For many on their journeys of life, the city offers temptations and variety. But some critics are trying to make "staying put" a kind of duty.
The connection between language and liberty is profound
MARCH 12, 2015
Mark Dunn's Ella Minnow Pea reminds us how vital is the connection between language and liberty.
The biggest threat to the Islamic State: knowledge of a world without them
FEBRUARY 27, 2015
Do art, history, and the humanities matter? The enemies of civilization think so.
Uber and the jitney … everything old is new again
FEBRUARY 26, 2015
Regulators ran jitney operators out of every town in America. But something important has changed the game in passengers' favor.
Still falling for the written word, despite America’s killjoys
FEBRUARY 12, 2015
Leave it to America's bureaucrats to try to snuff out a beautiful movement. Sarah Skwire pens a love letter to the founders of Little Free Libraries.
Author Anita Loos imagines a female utility maximizer
JANUARY 29, 2015
What if you took homo economicus, put him into a novel, and changed him to her? Meet "Lorelei."
Scarcity means deciding how to best use the resources we have
JANUARY 15, 2015
Not having enough money for all the things you want isn't a crisis. It's a simple fact of living in the world.
It is not enough to urge Scrooge to be good to others
DECEMBER 18, 2014
Everyone knows Charles Dickens's A Christmas Carol. But few recall another Victorian tale that brings balance to the story of Scrooge.
Things are only going to get more uncomfortable from here on out
DECEMBER 04, 2014
When the lives of individuals are used as symbols for the purposes of politics, no one wins but the politicians.
NOVEMBER 28, 2014
Done, the map is obvious.
The landmarks are the only ones
we could have chosen
Some Things Never Change (like Rent Control)
NOVEMBER 20, 2014
For 70 years, The Freeman has been trying to tell the world about the pernicious effects of rent control. Intermittently, fiction writers have joined in. Will this policy always keep cities trapped in stasis?
A capitalist thread runs through the history of temptation
NOVEMBER 06, 2014

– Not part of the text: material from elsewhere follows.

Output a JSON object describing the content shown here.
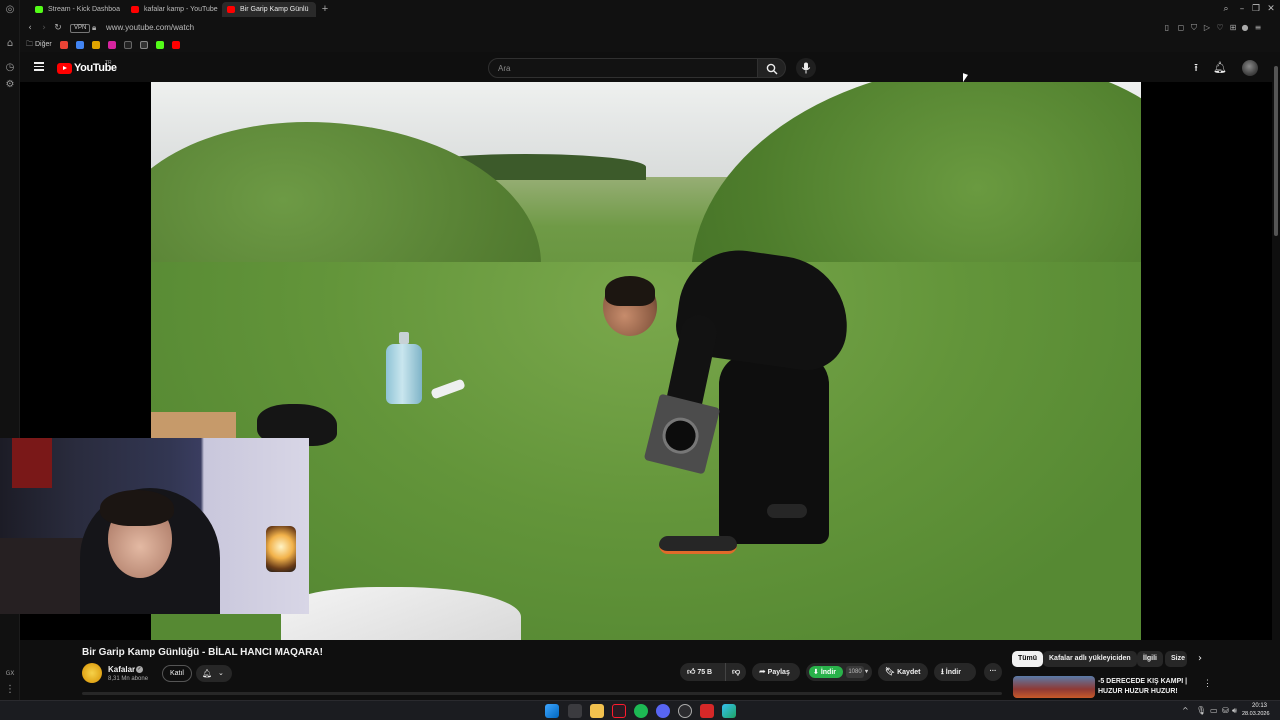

It shines in candlelight. It whispers seductively. It makes the gowns for queens and princesses, the scarf at the throat of the aviator, the lingerie that suggests and arouses before it is even worn.
Reflections on disease in the time of Ebola
OCTOBER 23, 2014
Can historical memory help us confront the plagues of the 21st century?
Wheeling, dealing and saving in the 17th century
OCTOBER 09, 2014
Samuel Pepys's diary (1660–1669) allows readers to track his substantial increase in wealth over the course of a decade.
From risky surgery to lithotripsy
SEPTEMBER 25, 2014
A 17th-century sufferer of "bladder stones" reminds us how far we've come in medical innovations that ease our pain and make us better.
Literature can inform economics, but not if it’s used carelessly
SEPTEMBER 11, 2014
Literature can provide excellent data about how people felt about economic data; it's not economic data in its own right, though.
A Guardian writer frets about anti-statism in young adult fiction
SEPTEMBER 05, 2014
Young adult fiction is supposed to poke holes in the pieties of today's parents along with paternalism writ large.
The Princess Bride reminds us that human action is unpredictable
AUGUST 28, 2014
The man of system always runs into the inconceivable. That's because he can't conceive of other people who also make plans.
AUGUST 14, 2014
A play commemorating Magna Carta demonstrates nothing so much as the difficulty of making fine words on paper provide liberty in the real world.